Given the latest scenarios and rising political tensions, countries increasingly are investing in shifting their shoring operations to form leaner and more robust supply chains. This move has been underway since nations began reducing their dependencies on China following the COVID outbreak. Japan has been incentivizing such shifts and encouraging private companies to move operations to countries like India, with friendlier ties than China. Taking a similar approach, the US is now limiting its dependencies on Russia for oil and looking to be self-sustainable in the longer run.
On the financial services front, long before the Russia–Ukraine war, countries have been encouraging citizens to limit dependencies on foreign platforms for their financial transactions. This can be seen by Russia’s MIR and China’s UnionPay advocating for using Rupay for all card payments and lessening its dependence on Visa and Mastercard. Yet, Rupay’s technology operations are partially sourced by an American technology provider. Thus, the question of complete independence, reshoring, or nationalization of financial services is rather difficult.
With rising global tension and the downturn of cyclic economic globalization on the horizon, firms need to consider remediation action for the future. Let’s explore some of the global supply chain management strategies to consider for the near- and long-term.
Five global supply management strategies
Below we have identified popular global supply management strategies and their impact on costs and investments:
|1.||Friend shoring or ally shoring: This form of outsourcing where countries with friendlier diplomatic ties leverage their connection to ensure business continuity is growing. Post-pandemic, it has been imperative for enterprises to focus on business continuity, especially with growing outsourcing demand across industries such as banking, healthcare, insurance, etc., and for a wide range of capabilities, including financial accounting, customer experience management, and human resource management.||Short-term strategy|

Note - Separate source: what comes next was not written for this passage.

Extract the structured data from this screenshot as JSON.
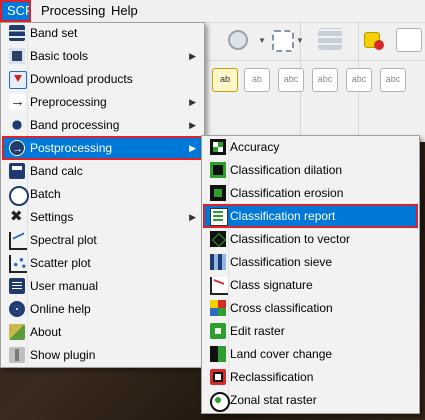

Reshoring: While not a new concept, reshoring is increasingly being explored now. In 2010, US firms brought back more than 1 million jobs post the economic downturn. Reshoring helps save costs, strengthens a firm’s supply chain, and can even bridge language and cultural gaps. But reshoring is not possible for everyone if resources are limited.
|Long-term strategy and investment|
Talent upskilling: Given the rising talent shortage, upskilling internal resources should be in the cards to provide better leverage and control over internal resources – even without the current tensions.
Partnerships: Partnerships within existing firms in the country should be explored to bring capabilities and processes nearer to home. In addition, partnering enterprises can leverage existing service provider relationships to fill gaps in capabilities. Firms also can form public-private partnerships with governments and state-funded universities to provide skills training and then hire new talents.
Automation: Given the rise in digital transformation and the adoption of newer technologies, an automation-first strategy is imperative. Automation of high-frequency tasks can speed up processes and decrease human dependency on outsourcing partners.
In today’s volatile environment, service providers need to assess and weigh the options before making shoring decisions to maintain a balance between cost competitiveness and labor shortages.
With the current disruptions, reshoring and friend-shoring strategies should be explored in the short term. Moving forward, when the climate is more stable, cost optimization and efficiency should be prioritized. Understanding the issues and balancing short- and long-term global supply chain management strategies will help firms get through this disruptive period.
For more about the successful mix of approaches the industry has been using across various domains, see our State of the Market reports.
Read more about the Russia-Ukraine conflict and potential impacts to nearshore European countries and the larger global services industry in our blog, Will Ukraine’s Invasion Have a Domino Effect on Other Geopolitical Equations?
To discuss global supply chain issues and strategies, contact us.